**TO DO:** The reply should hold every line of the listing exactly, and none of its images.

───── PROVIDED DATA

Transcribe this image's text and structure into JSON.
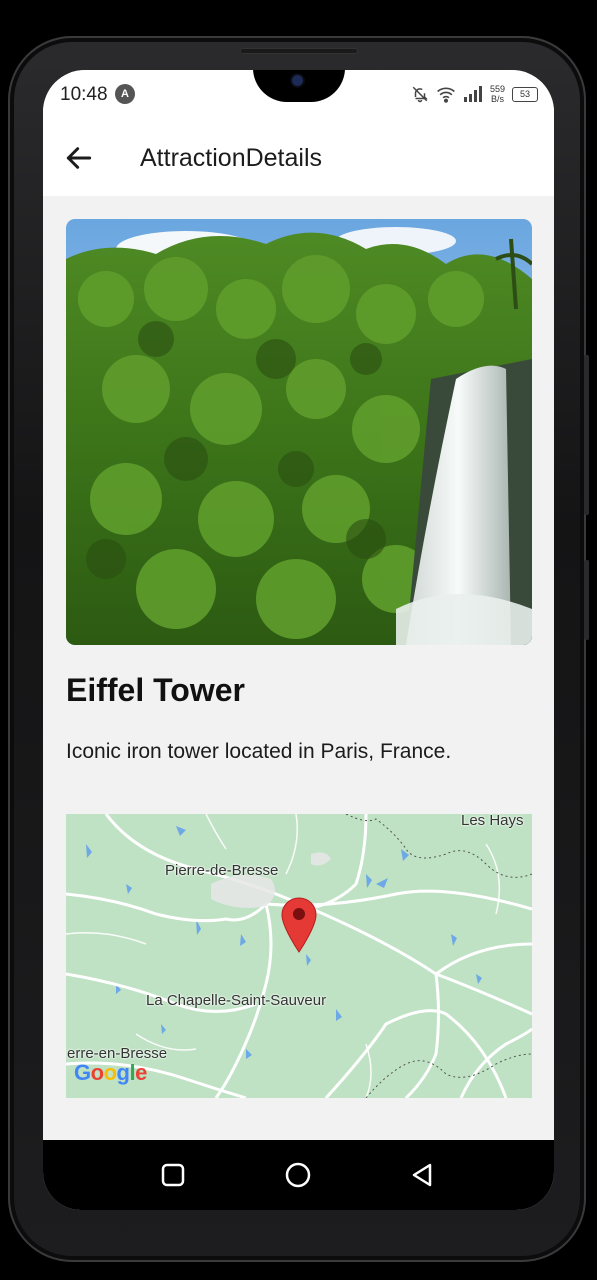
{
  "status_bar": {
    "time": "10:48",
    "app_badge": "A",
    "net_speed_value": "559",
    "net_speed_unit": "B/s",
    "battery": "53"
  },
  "app_bar": {
    "title": "AttractionDetails"
  },
  "attraction": {
    "name": "Eiffel Tower",
    "description": "Iconic iron tower located in Paris, France."
  },
  "map": {
    "labels": {
      "les_hays": "Les Hays",
      "pierre_de_bresse": "Pierre-de-Bresse",
      "la_chapelle": "La Chapelle-Saint-Sauveur",
      "erre_en_bresse": "erre-en-Bresse"
    },
    "attribution": "Google",
    "marker_color": "#e53935"
  },
  "icons": {
    "back": "arrow-left-icon",
    "recents": "square-icon",
    "home": "circle-icon",
    "back_nav": "triangle-left-icon"
  }
}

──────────

**RESULT FOR THIS EXERCISE:**
Transcribe this image's text and structure into JSON.
{
  "status_bar": {
    "time": "10:48",
    "app_badge": "A",
    "net_speed_value": "559",
    "net_speed_unit": "B/s",
    "battery": "53"
  },
  "app_bar": {
    "title": "AttractionDetails"
  },
  "attraction": {
    "name": "Eiffel Tower",
    "description": "Iconic iron tower located in Paris, France."
  },
  "map": {
    "labels": {
      "les_hays": "Les Hays",
      "pierre_de_bresse": "Pierre-de-Bresse",
      "la_chapelle": "La Chapelle-Saint-Sauveur",
      "erre_en_bresse": "erre-en-Bresse"
    },
    "attribution": "Google",
    "marker_color": "#e53935"
  },
  "icons": {
    "back": "arrow-left-icon",
    "recents": "square-icon",
    "home": "circle-icon",
    "back_nav": "triangle-left-icon"
  }
}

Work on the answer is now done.